This sort of treatment would not work on Sheldon Cooper.
In Part One, in discussing pop cultural depictions of Multiple Personality Disorder, what I didn’t mention is that there are a great many professionals who doubt that MPD is even a real thing. It’s certainly a very rare condition, and there is often a contention that the few patients who have been diagnosed with it are actually just faking it to get attention, and/or their doctors are inventing it in order to get famous. That’s either crass and insulting to the actual people suffering from the condition and the professionals trying to help them—if it’s real—or else it’s dismissive of them as posers trying to capitalize on the sympathy they perceive that people with mental health issues receive in our society, or at least the sympathy to which they feel entitled.

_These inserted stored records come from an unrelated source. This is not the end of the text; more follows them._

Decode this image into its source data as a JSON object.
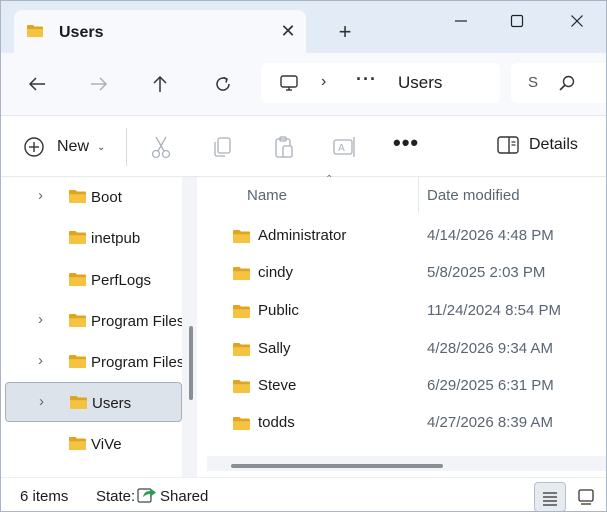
{
  "tab": {
    "title": "Users",
    "close_glyph": "✕",
    "icon": "folder-icon"
  },
  "new_tab_glyph": "+",
  "window_controls": {
    "minimize": "—",
    "maximize": "☐",
    "close": "✕"
  },
  "address": {
    "separator": "›",
    "overflow": "···",
    "current": "Users"
  },
  "search": {
    "placeholder_fragment": "S"
  },
  "commands": {
    "new_label": "New",
    "new_caret": "⌄",
    "more_glyph": "•••",
    "details_label": "Details"
  },
  "navigation_pane": {
    "items": [
      {
        "label": "Boot",
        "expandable": true,
        "selected": false
      },
      {
        "label": "inetpub",
        "expandable": false,
        "selected": false
      },
      {
        "label": "PerfLogs",
        "expandable": false,
        "selected": false
      },
      {
        "label": "Program Files",
        "expandable": true,
        "selected": false
      },
      {
        "label": "Program Files",
        "expandable": true,
        "selected": false
      },
      {
        "label": "Users",
        "expandable": true,
        "selected": true
      },
      {
        "label": "ViVe",
        "expandable": false,
        "selected": false
      }
    ]
  },
  "columns": {
    "name": "Name",
    "date_modified": "Date modified",
    "sort_glyph": "⌃"
  },
  "files": [
    {
      "name": "Administrator",
      "date_modified": "4/14/2026 4:48 PM"
    },
    {
      "name": "cindy",
      "date_modified": "5/8/2025 2:03 PM"
    },
    {
      "name": "Public",
      "date_modified": "11/24/2024 8:54 PM"
    },
    {
      "name": "Sally",
      "date_modified": "4/28/2026 9:34 AM"
    },
    {
      "name": "Steve",
      "date_modified": "6/29/2025 6:31 PM"
    },
    {
      "name": "todds",
      "date_modified": "4/27/2026 8:39 AM"
    }
  ],
  "status": {
    "item_count": "6 items",
    "state_label": "State:",
    "state_value": "Shared"
  },
  "colors": {
    "folder": "#f5c342",
    "folder_dark": "#e0a520",
    "accent": "#0f6cbd",
    "tab_strip": "#e3ebf6",
    "share_green": "#2e9d4f"
  }
}
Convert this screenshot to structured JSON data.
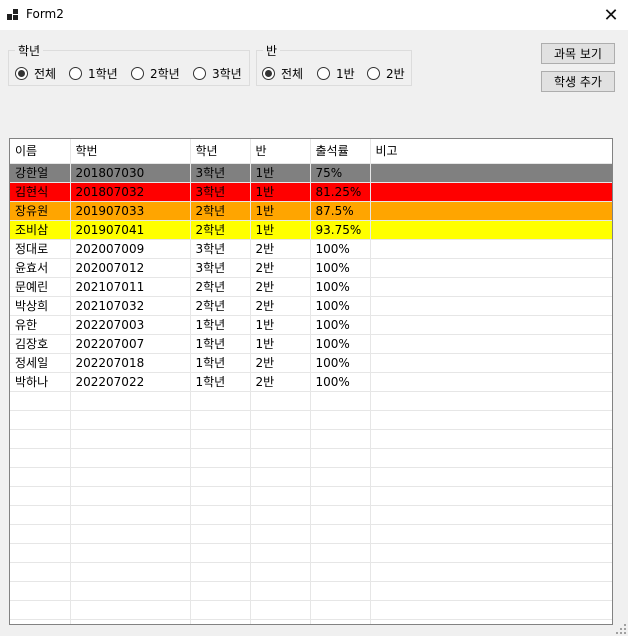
{
  "window": {
    "title": "Form2",
    "close_glyph": "✕"
  },
  "grade_group": {
    "label": "학년",
    "options": [
      {
        "label": "전체",
        "checked": true
      },
      {
        "label": "1학년",
        "checked": false
      },
      {
        "label": "2학년",
        "checked": false
      },
      {
        "label": "3학년",
        "checked": false
      }
    ]
  },
  "class_group": {
    "label": "반",
    "options": [
      {
        "label": "전체",
        "checked": true
      },
      {
        "label": "1반",
        "checked": false
      },
      {
        "label": "2반",
        "checked": false
      }
    ]
  },
  "buttons": {
    "view_subjects": "과목 보기",
    "add_student": "학생 추가"
  },
  "table": {
    "columns": [
      "이름",
      "학번",
      "학년",
      "반",
      "출석률",
      "비고"
    ],
    "rows": [
      {
        "name": "강한얼",
        "id": "201807030",
        "grade": "3학년",
        "class": "1반",
        "attendance": "75%",
        "note": "",
        "highlight": "#808080"
      },
      {
        "name": "김현식",
        "id": "201807032",
        "grade": "3학년",
        "class": "1반",
        "attendance": "81.25%",
        "note": "",
        "highlight": "#ff0000"
      },
      {
        "name": "장유원",
        "id": "201907033",
        "grade": "2학년",
        "class": "1반",
        "attendance": "87.5%",
        "note": "",
        "highlight": "#ffa500"
      },
      {
        "name": "조비삼",
        "id": "201907041",
        "grade": "2학년",
        "class": "1반",
        "attendance": "93.75%",
        "note": "",
        "highlight": "#ffff00"
      },
      {
        "name": "정대로",
        "id": "202007009",
        "grade": "3학년",
        "class": "2반",
        "attendance": "100%",
        "note": "",
        "highlight": ""
      },
      {
        "name": "윤효서",
        "id": "202007012",
        "grade": "3학년",
        "class": "2반",
        "attendance": "100%",
        "note": "",
        "highlight": ""
      },
      {
        "name": "문예린",
        "id": "202107011",
        "grade": "2학년",
        "class": "2반",
        "attendance": "100%",
        "note": "",
        "highlight": ""
      },
      {
        "name": "박상희",
        "id": "202107032",
        "grade": "2학년",
        "class": "2반",
        "attendance": "100%",
        "note": "",
        "highlight": ""
      },
      {
        "name": "유한",
        "id": "202207003",
        "grade": "1학년",
        "class": "1반",
        "attendance": "100%",
        "note": "",
        "highlight": ""
      },
      {
        "name": "김장호",
        "id": "202207007",
        "grade": "1학년",
        "class": "1반",
        "attendance": "100%",
        "note": "",
        "highlight": ""
      },
      {
        "name": "정세일",
        "id": "202207018",
        "grade": "1학년",
        "class": "2반",
        "attendance": "100%",
        "note": "",
        "highlight": ""
      },
      {
        "name": "박하나",
        "id": "202207022",
        "grade": "1학년",
        "class": "2반",
        "attendance": "100%",
        "note": "",
        "highlight": ""
      }
    ]
  },
  "colors": {
    "window_bg": "#f0f0f0",
    "grid_line": "#e6e6e6"
  },
  "icons": {
    "app": "app-icon",
    "close": "close-icon"
  }
}
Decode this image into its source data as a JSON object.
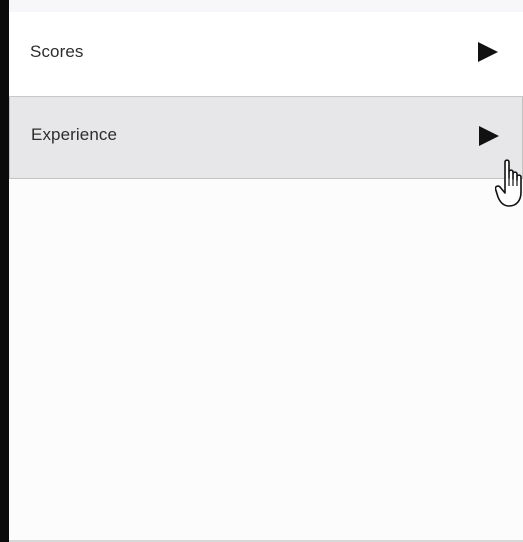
{
  "menu": {
    "items": [
      {
        "label": "Scores",
        "icon": "chevron-right-icon",
        "state": "normal"
      },
      {
        "label": "Experience",
        "icon": "chevron-right-icon",
        "state": "hovered"
      }
    ]
  },
  "cursor": {
    "icon": "hand-pointer-icon"
  },
  "colors": {
    "border_dark": "#0b0b0b",
    "item_hover_bg": "#e7e7e9",
    "item_bg": "#ffffff",
    "text": "#2d2d2d",
    "arrow": "#111111"
  }
}
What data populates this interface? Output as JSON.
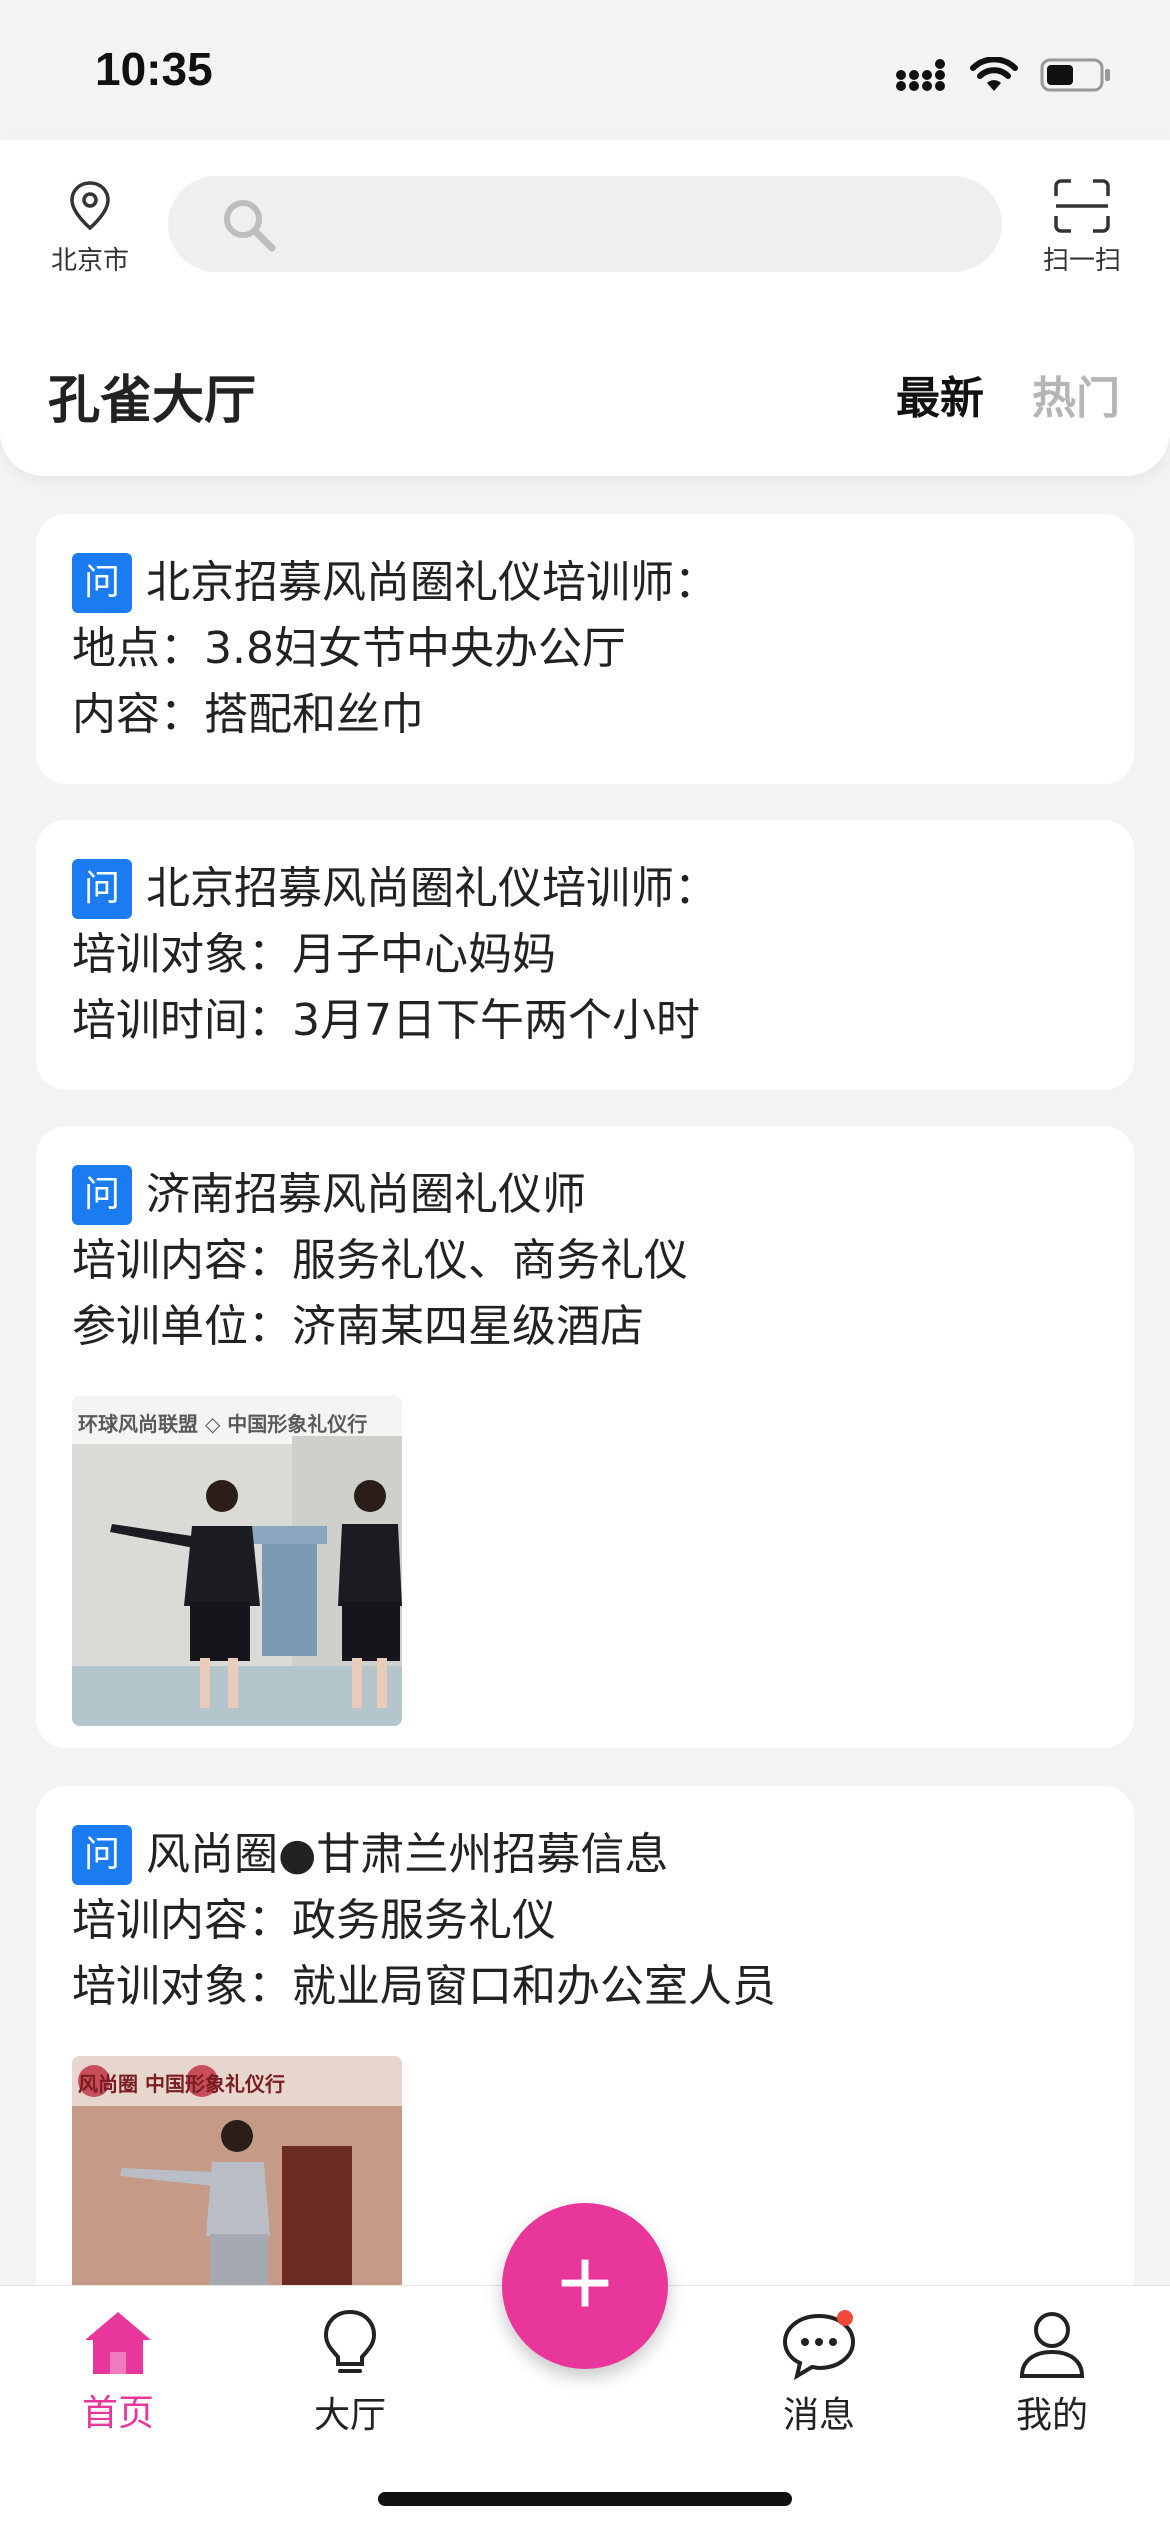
{
  "status_bar": {
    "time": "10:35"
  },
  "header": {
    "location_label": "北京市",
    "search_placeholder": "",
    "scan_label": "扫一扫",
    "title": "孔雀大厅",
    "sort_tabs": [
      {
        "label": "最新",
        "active": true
      },
      {
        "label": "热门",
        "active": false
      }
    ]
  },
  "badge_label": "问",
  "posts": [
    {
      "title": "北京招募风尚圈礼仪培训师：",
      "lines": [
        "地点：3.8妇女节中央办公厅",
        "内容：搭配和丝巾"
      ]
    },
    {
      "title": "北京招募风尚圈礼仪培训师：",
      "lines": [
        "培训对象：月子中心妈妈",
        "培训时间：3月7日下午两个小时"
      ]
    },
    {
      "title": "济南招募风尚圈礼仪师",
      "lines": [
        "培训内容：服务礼仪、商务礼仪",
        "参训单位：济南某四星级酒店"
      ],
      "image_banner": "环球风尚联盟 ◇ 中国形象礼仪行"
    },
    {
      "title": "风尚圈●甘肃兰州招募信息",
      "lines": [
        "培训内容：政务服务礼仪",
        "培训对象：就业局窗口和办公室人员"
      ],
      "image_banner": "风尚圈  中国形象礼仪行"
    }
  ],
  "tab_bar": {
    "items": [
      {
        "label": "首页",
        "icon": "home-icon",
        "active": true
      },
      {
        "label": "大厅",
        "icon": "lightbulb-icon",
        "active": false
      },
      {
        "label": "消息",
        "icon": "chat-icon",
        "active": false,
        "has_badge": true
      },
      {
        "label": "我的",
        "icon": "user-icon",
        "active": false
      }
    ],
    "fab_label": "+"
  },
  "colors": {
    "accent": "#e8369a",
    "badge_blue": "#1a7cf0",
    "notify_red": "#f0493a"
  }
}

Does using mental illness as a metaphor do something similar? Does it objectify the real people who actually have these conditions as part of their identity? Or is it legitimate to take an illness as symbolic for a wider cultural or existential investigation—certainly tuberculosis was a popular trope for this very thing not unreasonably long ago. Should we be wary about portraying a real mental illness in art if we’re not doing it in order to actually understand the condition itself and the actual people who live with it? Or is it inherently impossible to divorce an artistic subject from its broader figurative consequences, so that worrying about it too much is rendered senseless?